__Exercise input__.
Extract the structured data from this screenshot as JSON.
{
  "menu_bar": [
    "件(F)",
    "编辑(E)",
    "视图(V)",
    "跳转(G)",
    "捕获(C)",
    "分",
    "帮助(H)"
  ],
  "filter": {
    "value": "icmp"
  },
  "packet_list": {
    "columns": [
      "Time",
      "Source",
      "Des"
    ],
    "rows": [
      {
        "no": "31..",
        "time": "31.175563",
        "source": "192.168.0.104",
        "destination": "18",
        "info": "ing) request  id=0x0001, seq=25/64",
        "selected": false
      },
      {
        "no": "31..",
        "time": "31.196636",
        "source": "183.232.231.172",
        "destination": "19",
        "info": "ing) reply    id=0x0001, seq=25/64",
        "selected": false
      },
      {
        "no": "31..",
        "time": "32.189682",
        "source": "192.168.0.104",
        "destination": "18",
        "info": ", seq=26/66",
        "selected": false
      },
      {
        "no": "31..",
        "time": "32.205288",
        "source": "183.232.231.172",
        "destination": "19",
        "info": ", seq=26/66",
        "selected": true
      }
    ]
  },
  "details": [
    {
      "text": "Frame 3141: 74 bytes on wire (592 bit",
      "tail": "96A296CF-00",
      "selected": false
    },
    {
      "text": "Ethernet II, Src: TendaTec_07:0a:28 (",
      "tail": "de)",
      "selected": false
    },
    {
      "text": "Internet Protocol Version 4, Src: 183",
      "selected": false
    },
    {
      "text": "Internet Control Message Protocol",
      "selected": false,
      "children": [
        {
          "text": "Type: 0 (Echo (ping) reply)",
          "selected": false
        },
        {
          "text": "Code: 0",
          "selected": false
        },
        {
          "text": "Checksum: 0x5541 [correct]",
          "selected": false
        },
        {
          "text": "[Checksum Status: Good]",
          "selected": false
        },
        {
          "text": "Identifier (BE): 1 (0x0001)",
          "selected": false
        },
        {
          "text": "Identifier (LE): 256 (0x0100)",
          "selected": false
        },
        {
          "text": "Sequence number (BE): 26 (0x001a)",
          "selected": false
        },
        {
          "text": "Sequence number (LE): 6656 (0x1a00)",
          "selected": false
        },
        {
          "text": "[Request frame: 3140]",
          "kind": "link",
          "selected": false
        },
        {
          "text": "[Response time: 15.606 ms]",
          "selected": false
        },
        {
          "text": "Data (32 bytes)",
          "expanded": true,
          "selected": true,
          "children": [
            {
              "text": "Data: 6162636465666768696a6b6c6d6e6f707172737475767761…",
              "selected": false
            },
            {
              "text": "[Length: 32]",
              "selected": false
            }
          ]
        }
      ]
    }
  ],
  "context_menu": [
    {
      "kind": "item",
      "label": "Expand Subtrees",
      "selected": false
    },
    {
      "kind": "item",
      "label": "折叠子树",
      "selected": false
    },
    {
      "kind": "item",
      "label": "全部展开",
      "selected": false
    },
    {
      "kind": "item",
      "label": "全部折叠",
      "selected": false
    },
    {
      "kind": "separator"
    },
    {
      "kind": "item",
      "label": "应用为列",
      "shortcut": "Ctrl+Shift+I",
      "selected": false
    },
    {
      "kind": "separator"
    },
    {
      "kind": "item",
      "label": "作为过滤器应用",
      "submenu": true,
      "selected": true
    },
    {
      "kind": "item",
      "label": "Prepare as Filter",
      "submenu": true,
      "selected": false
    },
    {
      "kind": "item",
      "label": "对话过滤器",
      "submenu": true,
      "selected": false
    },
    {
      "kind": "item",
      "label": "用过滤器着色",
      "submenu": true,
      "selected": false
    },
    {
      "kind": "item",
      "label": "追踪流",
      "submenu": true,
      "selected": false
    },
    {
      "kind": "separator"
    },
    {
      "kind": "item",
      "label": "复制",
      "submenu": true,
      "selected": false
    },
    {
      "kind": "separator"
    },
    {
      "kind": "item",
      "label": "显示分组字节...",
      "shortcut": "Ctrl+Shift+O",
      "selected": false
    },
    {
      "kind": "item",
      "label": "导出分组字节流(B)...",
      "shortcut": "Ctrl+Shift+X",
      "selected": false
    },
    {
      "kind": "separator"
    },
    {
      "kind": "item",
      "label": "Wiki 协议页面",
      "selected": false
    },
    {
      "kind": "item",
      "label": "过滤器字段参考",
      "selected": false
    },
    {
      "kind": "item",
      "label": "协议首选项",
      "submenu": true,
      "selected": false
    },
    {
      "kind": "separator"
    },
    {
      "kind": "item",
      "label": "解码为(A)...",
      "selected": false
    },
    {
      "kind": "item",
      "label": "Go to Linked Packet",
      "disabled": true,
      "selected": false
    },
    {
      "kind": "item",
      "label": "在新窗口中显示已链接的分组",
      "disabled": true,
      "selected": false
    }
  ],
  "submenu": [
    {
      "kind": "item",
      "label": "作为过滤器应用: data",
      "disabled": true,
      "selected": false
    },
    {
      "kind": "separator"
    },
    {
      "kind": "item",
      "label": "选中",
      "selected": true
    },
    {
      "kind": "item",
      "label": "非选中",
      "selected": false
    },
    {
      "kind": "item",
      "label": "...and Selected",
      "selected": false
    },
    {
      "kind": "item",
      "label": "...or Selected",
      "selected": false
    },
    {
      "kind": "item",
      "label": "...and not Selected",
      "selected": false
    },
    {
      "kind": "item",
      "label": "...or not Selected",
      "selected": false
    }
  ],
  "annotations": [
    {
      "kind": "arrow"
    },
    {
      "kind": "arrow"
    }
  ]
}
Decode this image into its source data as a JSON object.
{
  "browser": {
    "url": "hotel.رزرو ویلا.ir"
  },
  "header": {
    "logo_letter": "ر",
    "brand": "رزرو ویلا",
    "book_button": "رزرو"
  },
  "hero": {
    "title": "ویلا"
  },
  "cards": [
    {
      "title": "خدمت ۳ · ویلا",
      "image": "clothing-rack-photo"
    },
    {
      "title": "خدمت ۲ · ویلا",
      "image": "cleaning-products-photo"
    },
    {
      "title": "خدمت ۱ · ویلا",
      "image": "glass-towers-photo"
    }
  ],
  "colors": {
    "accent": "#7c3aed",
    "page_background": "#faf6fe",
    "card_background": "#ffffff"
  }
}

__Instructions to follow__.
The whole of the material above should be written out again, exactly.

__Solution__.
Extract the structured data from this screenshot as JSON.
{
  "menu_bar": [
    "件(F)",
    "编辑(E)",
    "视图(V)",
    "跳转(G)",
    "捕获(C)",
    "分",
    "帮助(H)"
  ],
  "filter": {
    "value": "icmp"
  },
  "packet_list": {
    "columns": [
      "Time",
      "Source",
      "Des"
    ],
    "rows": [
      {
        "no": "31..",
        "time": "31.175563",
        "source": "192.168.0.104",
        "destination": "18",
        "info": "ing) request  id=0x0001, seq=25/64",
        "selected": false
      },
      {
        "no": "31..",
        "time": "31.196636",
        "source": "183.232.231.172",
        "destination": "19",
        "info": "ing) reply    id=0x0001, seq=25/64",
        "selected": false
      },
      {
        "no": "31..",
        "time": "32.189682",
        "source": "192.168.0.104",
        "destination": "18",
        "info": ", seq=26/66",
        "selected": false
      },
      {
        "no": "31..",
        "time": "32.205288",
        "source": "183.232.231.172",
        "destination": "19",
        "info": ", seq=26/66",
        "selected": true
      }
    ]
  },
  "details": [
    {
      "text": "Frame 3141: 74 bytes on wire (592 bit",
      "tail": "96A296CF-00",
      "selected": false
    },
    {
      "text": "Ethernet II, Src: TendaTec_07:0a:28 (",
      "tail": "de)",
      "selected": false
    },
    {
      "text": "Internet Protocol Version 4, Src: 183",
      "selected": false
    },
    {
      "text": "Internet Control Message Protocol",
      "selected": false,
      "children": [
        {
          "text": "Type: 0 (Echo (ping) reply)",
          "selected": false
        },
        {
          "text": "Code: 0",
          "selected": false
        },
        {
          "text": "Checksum: 0x5541 [correct]",
          "selected": false
        },
        {
          "text": "[Checksum Status: Good]",
          "selected": false
        },
        {
          "text": "Identifier (BE): 1 (0x0001)",
          "selected": false
        },
        {
          "text": "Identifier (LE): 256 (0x0100)",
          "selected": false
        },
        {
          "text": "Sequence number (BE): 26 (0x001a)",
          "selected": false
        },
        {
          "text": "Sequence number (LE): 6656 (0x1a00)",
          "selected": false
        },
        {
          "text": "[Request frame: 3140]",
          "kind": "link",
          "selected": false
        },
        {
          "text": "[Response time: 15.606 ms]",
          "selected": false
        },
        {
          "text": "Data (32 bytes)",
          "expanded": true,
          "selected": true,
          "children": [
            {
              "text": "Data: 6162636465666768696a6b6c6d6e6f707172737475767761…",
              "selected": false
            },
            {
              "text": "[Length: 32]",
              "selected": false
            }
          ]
        }
      ]
    }
  ],
  "context_menu": [
    {
      "kind": "item",
      "label": "Expand Subtrees",
      "selected": false
    },
    {
      "kind": "item",
      "label": "折叠子树",
      "selected": false
    },
    {
      "kind": "item",
      "label": "全部展开",
      "selected": false
    },
    {
      "kind": "item",
      "label": "全部折叠",
      "selected": false
    },
    {
      "kind": "separator"
    },
    {
      "kind": "item",
      "label": "应用为列",
      "shortcut": "Ctrl+Shift+I",
      "selected": false
    },
    {
      "kind": "separator"
    },
    {
      "kind": "item",
      "label": "作为过滤器应用",
      "submenu": true,
      "selected": true
    },
    {
      "kind": "item",
      "label": "Prepare as Filter",
      "submenu": true,
      "selected": false
    },
    {
      "kind": "item",
      "label": "对话过滤器",
      "submenu": true,
      "selected": false
    },
    {
      "kind": "item",
      "label": "用过滤器着色",
      "submenu": true,
      "selected": false
    },
    {
      "kind": "item",
      "label": "追踪流",
      "submenu": true,
      "selected": false
    },
    {
      "kind": "separator"
    },
    {
      "kind": "item",
      "label": "复制",
      "submenu": true,
      "selected": false
    },
    {
      "kind": "separator"
    },
    {
      "kind": "item",
      "label": "显示分组字节...",
      "shortcut": "Ctrl+Shift+O",
      "selected": false
    },
    {
      "kind": "item",
      "label": "导出分组字节流(B)...",
      "shortcut": "Ctrl+Shift+X",
      "selected": false
    },
    {
      "kind": "separator"
    },
    {
      "kind": "item",
      "label": "Wiki 协议页面",
      "selected": false
    },
    {
      "kind": "item",
      "label": "过滤器字段参考",
      "selected": false
    },
    {
      "kind": "item",
      "label": "协议首选项",
      "submenu": true,
      "selected": false
    },
    {
      "kind": "separator"
    },
    {
      "kind": "item",
      "label": "解码为(A)...",
      "selected": false
    },
    {
      "kind": "item",
      "label": "Go to Linked Packet",
      "disabled": true,
      "selected": false
    },
    {
      "kind": "item",
      "label": "在新窗口中显示已链接的分组",
      "disabled": true,
      "selected": false
    }
  ],
  "submenu": [
    {
      "kind": "item",
      "label": "作为过滤器应用: data",
      "disabled": true,
      "selected": false
    },
    {
      "kind": "separator"
    },
    {
      "kind": "item",
      "label": "选中",
      "selected": true
    },
    {
      "kind": "item",
      "label": "非选中",
      "selected": false
    },
    {
      "kind": "item",
      "label": "...and Selected",
      "selected": false
    },
    {
      "kind": "item",
      "label": "...or Selected",
      "selected": false
    },
    {
      "kind": "item",
      "label": "...and not Selected",
      "selected": false
    },
    {
      "kind": "item",
      "label": "...or not Selected",
      "selected": false
    }
  ],
  "annotations": [
    {
      "kind": "arrow"
    },
    {
      "kind": "arrow"
    }
  ]
}
Decode this image into its source data as a JSON object.
{
  "browser": {
    "url": "hotel.رزرو ویلا.ir"
  },
  "header": {
    "logo_letter": "ر",
    "brand": "رزرو ویلا",
    "book_button": "رزرو"
  },
  "hero": {
    "title": "ویلا"
  },
  "cards": [
    {
      "title": "خدمت ۳ · ویلا",
      "image": "clothing-rack-photo"
    },
    {
      "title": "خدمت ۲ · ویلا",
      "image": "cleaning-products-photo"
    },
    {
      "title": "خدمت ۱ · ویلا",
      "image": "glass-towers-photo"
    }
  ],
  "colors": {
    "accent": "#7c3aed",
    "page_background": "#faf6fe",
    "card_background": "#ffffff"
  }
}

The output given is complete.